Building the Virginian Railway began as a project to create an 80-mile (130 km)-long short line railroad to provide access for shipping of untapped bituminous coal reserves in southern West Virginia early in the 20th century. After facing a refusal of the big railroads to negotiate equitable rates to interchange and forward the coal for shipping, the owners and their investors expanded their scheme and built a U.S. Class I railroad which extended from some of the most rugged terrain of West Virginia over 400 miles (640 km) to reach port at Hampton Roads near Norfolk, Virginia.
Transportation in the Commonwealth of Virginia is by land, sea and air. Virginia's extensive network of highways and railroads were developed and built over a period almost 400 years, beginning almost immediately after the founding of Jamestown in 1607, and often incorporating old established trails of the Native Americans.
The Kanawha and Pocahontas Railroad Company was incorporated in West Virginia in 1898 by either a son or the estate of Charles Pratt to reach new coal mining territory on land which was owned and/or leased by Gallego Coal & Land Company, Charles Pratt and Company, and other investors based in New York City.

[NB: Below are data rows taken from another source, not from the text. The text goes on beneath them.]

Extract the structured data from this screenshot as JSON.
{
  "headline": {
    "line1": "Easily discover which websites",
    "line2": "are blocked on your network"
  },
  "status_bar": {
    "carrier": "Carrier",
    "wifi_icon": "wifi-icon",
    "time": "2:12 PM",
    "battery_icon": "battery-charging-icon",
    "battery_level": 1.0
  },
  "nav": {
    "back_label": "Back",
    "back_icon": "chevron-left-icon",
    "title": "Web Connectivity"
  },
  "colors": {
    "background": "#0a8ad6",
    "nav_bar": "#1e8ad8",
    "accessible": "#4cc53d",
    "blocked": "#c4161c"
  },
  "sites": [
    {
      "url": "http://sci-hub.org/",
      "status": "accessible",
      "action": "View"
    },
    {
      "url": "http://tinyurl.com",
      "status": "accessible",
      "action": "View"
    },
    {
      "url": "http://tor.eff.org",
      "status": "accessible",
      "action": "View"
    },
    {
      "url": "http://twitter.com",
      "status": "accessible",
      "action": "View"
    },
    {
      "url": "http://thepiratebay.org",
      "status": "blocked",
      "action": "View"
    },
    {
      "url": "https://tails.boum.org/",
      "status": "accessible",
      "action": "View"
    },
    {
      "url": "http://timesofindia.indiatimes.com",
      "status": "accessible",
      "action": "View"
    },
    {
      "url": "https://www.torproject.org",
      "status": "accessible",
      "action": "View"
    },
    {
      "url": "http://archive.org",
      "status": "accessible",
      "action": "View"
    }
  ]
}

The Western New York and Pennsylvania Railroad is a short-line railroad that operates freight trains in Western New York and Northwest Pennsylvania, United States. The company is controlled by the Livonia, Avon and Lakeville Railroad, with which it does not connect. It started operations in 2001 on the Southern Tier Extension, a former Erie Railroad line between Hornell, NY and Corry, PA, owned by the public Chautauqua, Cattaraugus, Allegany and Steuben Southern Tier Extension Railroad Authority (STERA). Through acquisitions and leases, the line was extended from Corry to Meadville, PA in 2002 and to Oil City, PA in 2006, and in 2007 the WNY&P leased and sub-leased portions of the north-south Buffalo Line, a former Pennsylvania Railroad line mostly built by a predecessor of the defunct Western New York and Pennsylvania Railway. The two lines cross at Olean, NY.
The Farmville and Powhatan Railroad went bankrupt in 1905 and became the Tidewater and Western Railroad. The line survived until 1917 when it was pulled up and sent to France for the World War I effort. The Tidewater and Western Railroad carried freight and passengers along a route from Farmville, Virginia to Bermuda Hundred. The Tidewater and Western Railroad continued to have Western Union Telegraphs run along the rails. These connected to telegraphs on the Atlantic Coast Line along the East Coast of the US and to Europe.